One tool that is often used are plain lumbar x-ray films in helping to diagnose lower back pain. These x-rays are often the first test ordered if you visit a chiropractor or medical doctor for lower back pain. The report will usually include findings of degenerative disc disease, or osteoarthrosis.
What you need to realize is that these are diagnostic x-ray findings based on what is observed on the lumbar x-ray films. This may or may not be the cause or reason for your low back pain.
Many times there are no observable abnormal findings on the x-rays; yet, the patient presents with varying degrees of low back pain.
Other times, there is significant disc degeneration and osteoarthrosis, as well as perhaps other abnormal findings; but, these patients have little or, even quite possibly, no pain.
So the presence of abnormal lumbar x-ray findings does not necessarily mean that these findings are what is causing your low back pain
All tests, including x-rays, are only part of the diagnostic workup. You must be able to tie it all together with the history, physical examination and other necessary test findings before arriving at any conclusions.
Sure there are times when the x-ray or MRI test will show immediate or conclusive evidence that the low back pain is the result of clearly observable findings. Such as when there is the presence of cancer or fractures. But even the presence of these may not necessarily, or automatically, correlate with the low back pain that the patient may be suffering with.
There are times these diseases are discovered on x-ray only when low back pain occurs following an injury. The cause of low back pain may not necessarily be related to the x-ray findings.

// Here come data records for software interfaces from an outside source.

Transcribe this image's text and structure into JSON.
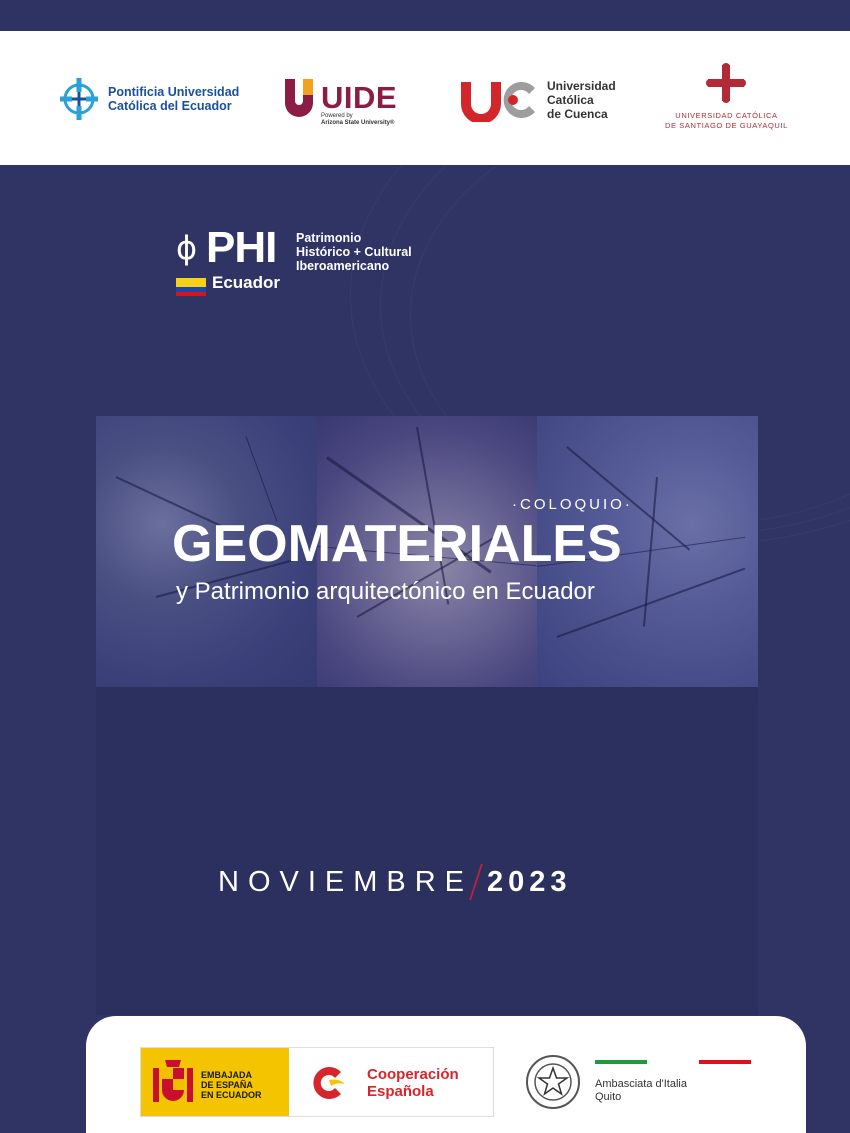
{
  "header": {
    "logos": [
      {
        "name": "puce",
        "lines": [
          "Pontificia Universidad",
          "Católica del Ecuador"
        ],
        "color": "#1b4f9c"
      },
      {
        "name": "uide",
        "word": "UIDE",
        "sub": [
          "Powered by",
          "Arizona State University®"
        ],
        "color": "#8b1d45"
      },
      {
        "name": "ucc",
        "lines": [
          "Universidad",
          "Católica",
          "de Cuenca"
        ],
        "color": "#d3262b"
      },
      {
        "name": "ucsg",
        "lines": [
          "UNIVERSIDAD CATÓLICA",
          "DE SANTIAGO DE GUAYAQUIL"
        ],
        "color": "#b22a36"
      }
    ]
  },
  "phi": {
    "symbol": "ϕ",
    "acronym": "PHI",
    "tagline": [
      "Patrimonio",
      "Histórico + Cultural",
      "Iberoamericano"
    ],
    "country": "Ecuador",
    "flag_colors": [
      "#f7d117",
      "#1c46a8",
      "#d7141a"
    ]
  },
  "event": {
    "kicker": "·COLOQUIO·",
    "title": "GEOMATERIALES",
    "subtitle": "y Patrimonio arquitectónico en Ecuador",
    "month": "NOVIEMBRE",
    "year": "2023",
    "accent": "#b8233f"
  },
  "footer": {
    "spain": {
      "embassy": [
        "EMBAJADA",
        "DE ESPAÑA",
        "EN ECUADOR"
      ],
      "coop": [
        "Cooperación",
        "Española"
      ],
      "colors": {
        "yellow": "#f5c400",
        "red": "#d6262b"
      }
    },
    "italy": {
      "lines": [
        "Ambasciata d'Italia",
        "Quito"
      ],
      "bar_colors": [
        "#1e9a3b",
        "#ffffff",
        "#d7141a"
      ]
    }
  },
  "colors": {
    "navy": "#2f3465",
    "white": "#ffffff"
  }
}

Do not jump to conclusions, just because there are observable x-ray findings, that these x-ray findings are the cause of your pain.

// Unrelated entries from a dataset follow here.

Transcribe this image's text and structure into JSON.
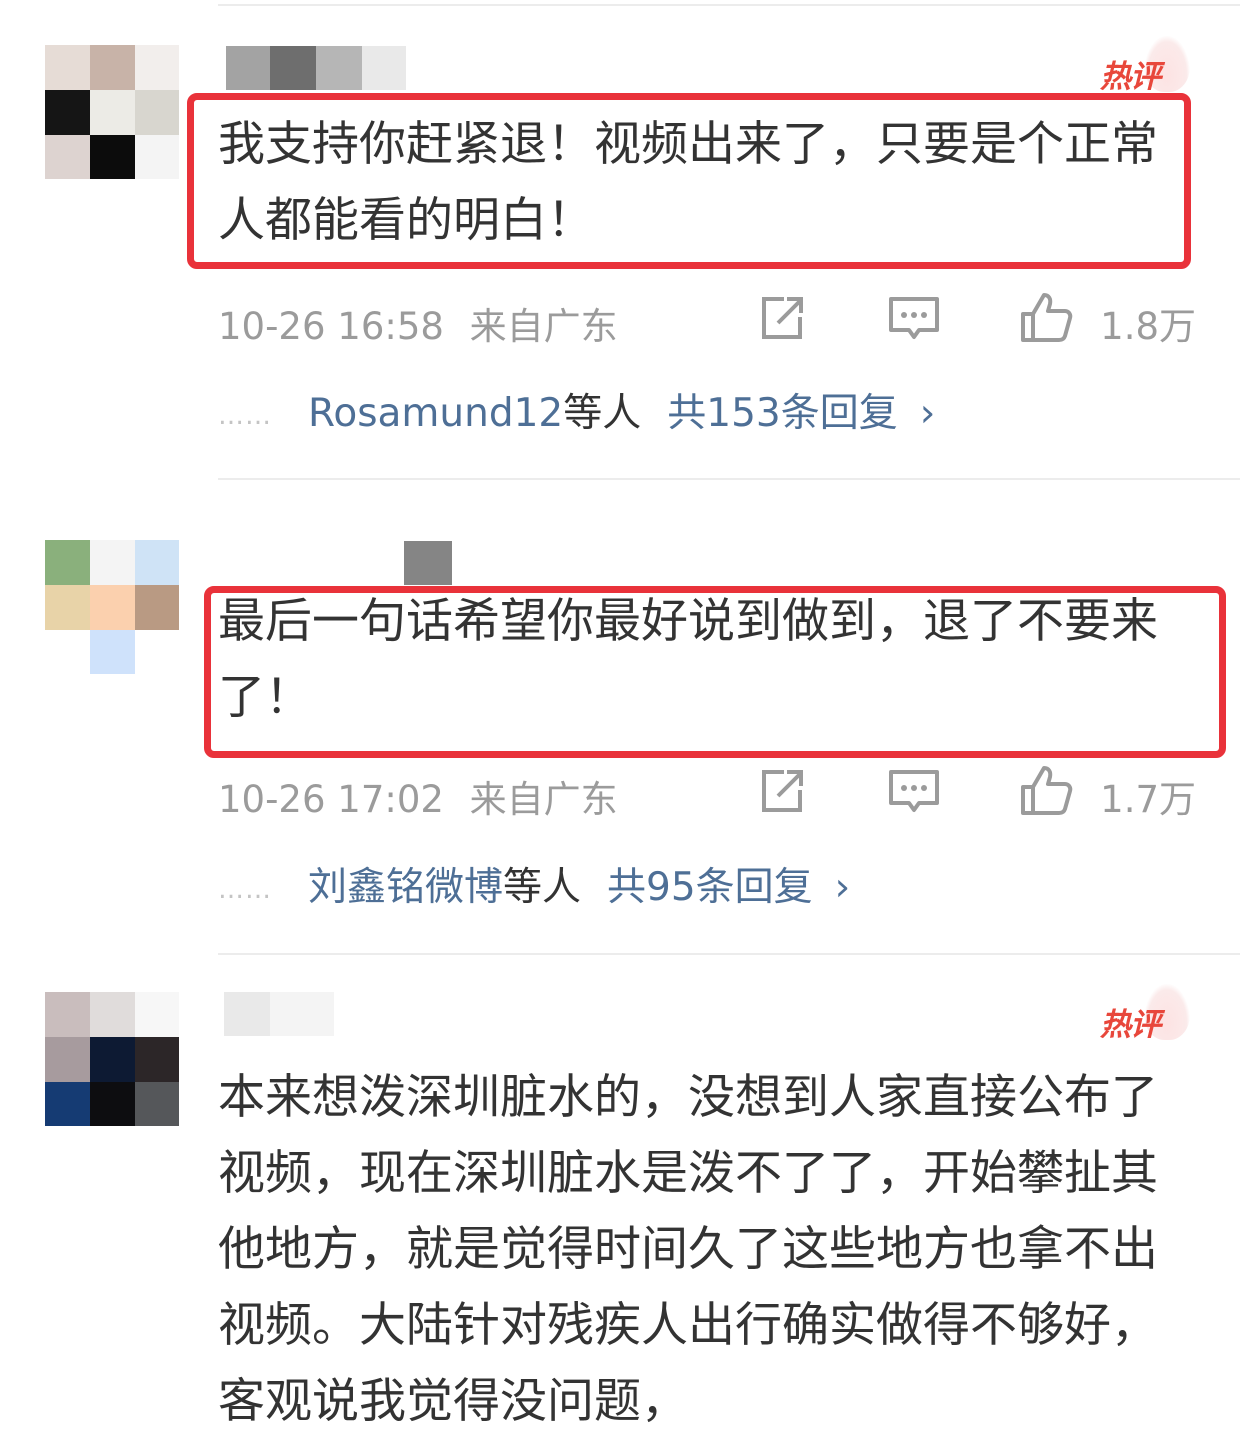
{
  "comments": [
    {
      "badge": "热评",
      "text": "我支持你赶紧退！视频出来了，只要是个正常人都能看的明白！",
      "time": "10-26 16:58",
      "location": "来自广东",
      "likes": "1.8万",
      "reply_users": "Rosamund12",
      "reply_etc": "等人",
      "reply_count": "共153条回复",
      "reply_chevron": "›"
    },
    {
      "text": "最后一句话希望你最好说到做到，退了不要来了！",
      "time": "10-26 17:02",
      "location": "来自广东",
      "likes": "1.7万",
      "reply_users": "刘鑫铭微博",
      "reply_etc": "等人",
      "reply_count": "共95条回复",
      "reply_chevron": "›"
    },
    {
      "badge": "热评",
      "text": "本来想泼深圳脏水的，没想到人家直接公布了视频，现在深圳脏水是泼不了了，开始攀扯其他地方，就是觉得时间久了这些地方也拿不出视频。大陆针对残疾人出行确实做得不够好，客观说我觉得没问题，"
    }
  ],
  "icons": {
    "repost": "share-icon",
    "comment": "comment-icon",
    "like": "thumbs-up-icon",
    "reply_dots": "ellipsis-icon"
  },
  "colors": {
    "highlight_box": "#e9323a",
    "badge": "#e8473b",
    "link": "#4e6f96",
    "meta": "#9b9b9b",
    "body": "#333333"
  }
}
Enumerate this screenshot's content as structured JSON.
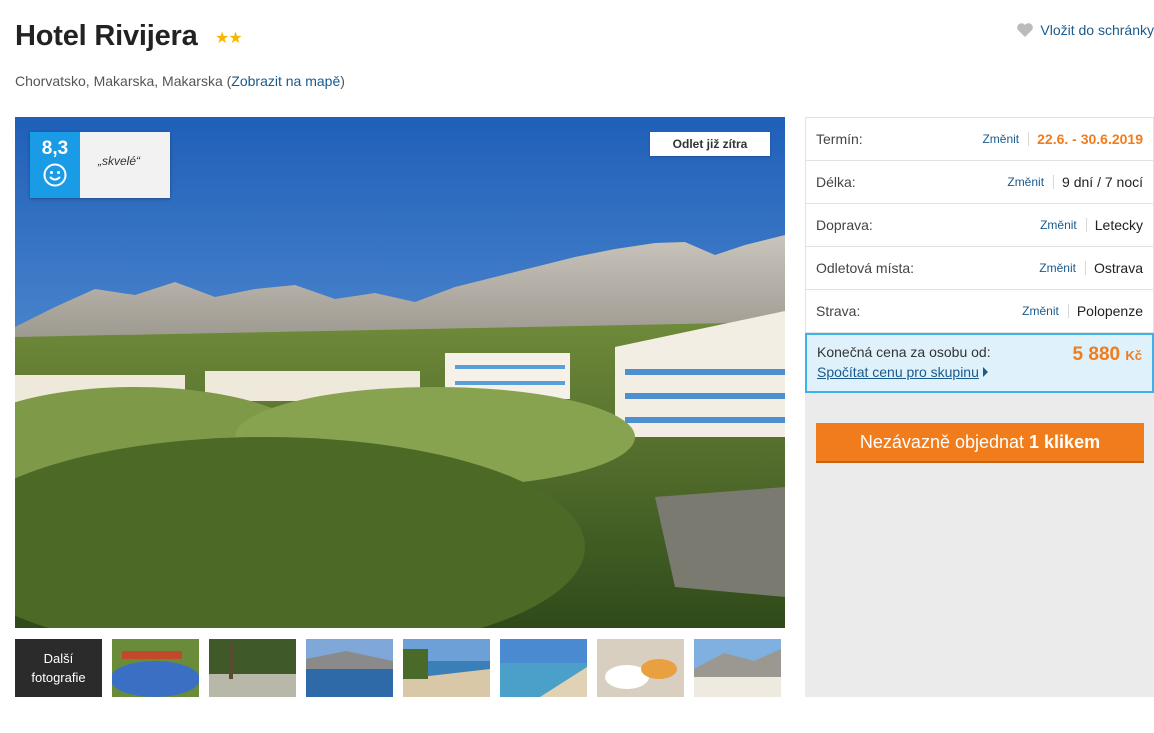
{
  "hotel": {
    "name": "Hotel Rivijera",
    "stars": "★★",
    "location_text": "Chorvatsko, Makarska, Makarska (",
    "map_link": "Zobrazit na mapě",
    "location_end": ")"
  },
  "favorite": {
    "label": "Vložit do schránky",
    "icon": "heart-icon"
  },
  "hero": {
    "rating_score": "8,3",
    "rating_label": "„skvelé“",
    "depart_badge": "Odlet již zítra"
  },
  "gallery": {
    "more_line1": "Další",
    "more_line2": "fotografie",
    "thumbnails": [
      "thumb-pool",
      "thumb-garden",
      "thumb-coast",
      "thumb-beach",
      "thumb-shore",
      "thumb-food",
      "thumb-town"
    ]
  },
  "booking": {
    "change_label": "Změnit",
    "rows": [
      {
        "label": "Termín:",
        "value": "22.6. - 30.6.2019"
      },
      {
        "label": "Délka:",
        "value": "9 dní / 7 nocí"
      },
      {
        "label": "Doprava:",
        "value": "Letecky"
      },
      {
        "label": "Odletová místa:",
        "value": "Ostrava"
      },
      {
        "label": "Strava:",
        "value": "Polopenze"
      }
    ],
    "price_label": "Konečná cena za osobu od:",
    "price_amount": "5 880",
    "price_currency": "Kč",
    "group_link": "Spočítat cenu pro skupinu",
    "order_prefix": "Nezávazně objednat",
    "order_bold": "1 klikem"
  },
  "colors": {
    "accent": "#f07c1c",
    "link": "#1a5a8c",
    "rating": "#1a9be6"
  }
}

An analogy would be, if you see a woman walking in the mall and she looks like your Aunt Minnie that does not necessarily mean it is in fact your Aunt Minnie. In other words, just because x-ray findings look like they could be the cause of pain doesn't necessarily mean they are.

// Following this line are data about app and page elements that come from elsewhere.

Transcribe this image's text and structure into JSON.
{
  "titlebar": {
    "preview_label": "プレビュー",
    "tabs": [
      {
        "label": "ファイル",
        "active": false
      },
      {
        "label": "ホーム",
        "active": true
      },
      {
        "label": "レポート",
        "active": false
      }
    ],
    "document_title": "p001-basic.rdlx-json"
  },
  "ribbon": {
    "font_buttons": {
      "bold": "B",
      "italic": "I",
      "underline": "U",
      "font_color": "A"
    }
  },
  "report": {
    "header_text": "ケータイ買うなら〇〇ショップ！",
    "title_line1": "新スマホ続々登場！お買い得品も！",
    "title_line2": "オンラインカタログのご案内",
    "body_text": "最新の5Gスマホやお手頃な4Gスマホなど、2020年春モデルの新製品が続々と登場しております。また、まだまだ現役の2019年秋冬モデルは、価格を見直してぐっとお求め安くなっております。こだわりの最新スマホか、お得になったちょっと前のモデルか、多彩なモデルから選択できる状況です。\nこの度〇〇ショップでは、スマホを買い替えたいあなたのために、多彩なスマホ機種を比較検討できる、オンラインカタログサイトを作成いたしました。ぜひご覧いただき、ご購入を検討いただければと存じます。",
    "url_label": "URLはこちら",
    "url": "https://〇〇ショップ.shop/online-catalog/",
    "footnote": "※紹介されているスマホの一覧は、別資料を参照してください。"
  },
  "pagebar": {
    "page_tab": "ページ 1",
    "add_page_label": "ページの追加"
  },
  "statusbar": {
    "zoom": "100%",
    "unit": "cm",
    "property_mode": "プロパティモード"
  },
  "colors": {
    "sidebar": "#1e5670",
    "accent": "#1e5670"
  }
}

You must consider the history, physical examination findings, symptoms and any test results before arriving at a diagnosis.
Research shows that lumbar x-rays are of little to no relevance with regard to low back pain. Research also shows that x-ray finding may not effectively make any difference in the treatment outcome.
Remember, it's always best to visit your chiropractor and have him or her make the determination for the need of x-rays based on your history and examination findings. Do not be your own doctor.
Another danger, from placing too much emphasis on x-ray findings, is that once there is a determination of an abnormal findings on x-ray, the doctor and patient assume that because these changes are permanent, whether they are the cause of the low back pain or not, that this is your problem. And then the treatment choice is medications for the rest of your life. In essence, you have become a low back pain cripple.
The reality is, despite the abnormal findings on x-ray, most low back pain is not coming from these findings. They are, in fact, more likely muscular in origin.
Sure these findings need to be effected in a positive manner. They may be contributing factors in your low back pain. But, if the pain is treated and managed properly you won't need the damaging drugs or unnecessary surgery.
Happily, your life will be returned to more normalcy.